### About this exercise
Determine how many lines in the listing below include "title", and answer with only that number.
☆ ☆ ☆
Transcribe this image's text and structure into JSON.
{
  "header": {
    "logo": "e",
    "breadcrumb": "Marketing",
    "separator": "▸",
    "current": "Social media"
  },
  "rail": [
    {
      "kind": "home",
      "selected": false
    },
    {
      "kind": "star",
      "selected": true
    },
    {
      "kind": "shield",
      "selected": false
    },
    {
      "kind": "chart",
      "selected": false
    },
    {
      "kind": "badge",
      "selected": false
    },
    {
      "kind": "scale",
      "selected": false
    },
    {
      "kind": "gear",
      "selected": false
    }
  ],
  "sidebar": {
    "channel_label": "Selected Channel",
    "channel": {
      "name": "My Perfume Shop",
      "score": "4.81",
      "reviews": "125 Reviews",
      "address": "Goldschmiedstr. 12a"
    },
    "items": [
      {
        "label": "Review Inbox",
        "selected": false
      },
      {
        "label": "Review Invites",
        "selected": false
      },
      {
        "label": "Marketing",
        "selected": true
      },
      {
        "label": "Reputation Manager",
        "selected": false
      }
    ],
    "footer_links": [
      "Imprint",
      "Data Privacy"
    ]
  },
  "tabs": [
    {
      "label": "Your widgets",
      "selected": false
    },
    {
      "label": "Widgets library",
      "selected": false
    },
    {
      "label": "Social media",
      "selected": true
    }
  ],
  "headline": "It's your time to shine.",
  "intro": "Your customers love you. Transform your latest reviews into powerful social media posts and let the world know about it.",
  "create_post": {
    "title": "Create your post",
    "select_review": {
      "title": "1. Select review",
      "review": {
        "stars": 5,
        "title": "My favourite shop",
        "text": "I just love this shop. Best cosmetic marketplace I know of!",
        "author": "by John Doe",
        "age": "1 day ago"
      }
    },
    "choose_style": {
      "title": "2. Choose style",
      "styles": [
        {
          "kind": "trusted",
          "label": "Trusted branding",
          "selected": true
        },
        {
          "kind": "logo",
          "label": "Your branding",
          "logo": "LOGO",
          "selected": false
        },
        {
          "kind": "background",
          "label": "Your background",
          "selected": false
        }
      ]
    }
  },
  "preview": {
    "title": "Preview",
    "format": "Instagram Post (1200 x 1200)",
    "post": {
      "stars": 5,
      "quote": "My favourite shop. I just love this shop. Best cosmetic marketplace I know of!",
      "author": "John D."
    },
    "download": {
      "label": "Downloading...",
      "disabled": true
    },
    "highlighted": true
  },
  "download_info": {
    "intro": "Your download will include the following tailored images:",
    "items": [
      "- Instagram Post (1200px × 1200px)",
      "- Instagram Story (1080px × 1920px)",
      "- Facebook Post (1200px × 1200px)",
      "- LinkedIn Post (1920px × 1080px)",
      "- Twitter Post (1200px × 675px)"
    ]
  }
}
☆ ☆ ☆
### Your solution
5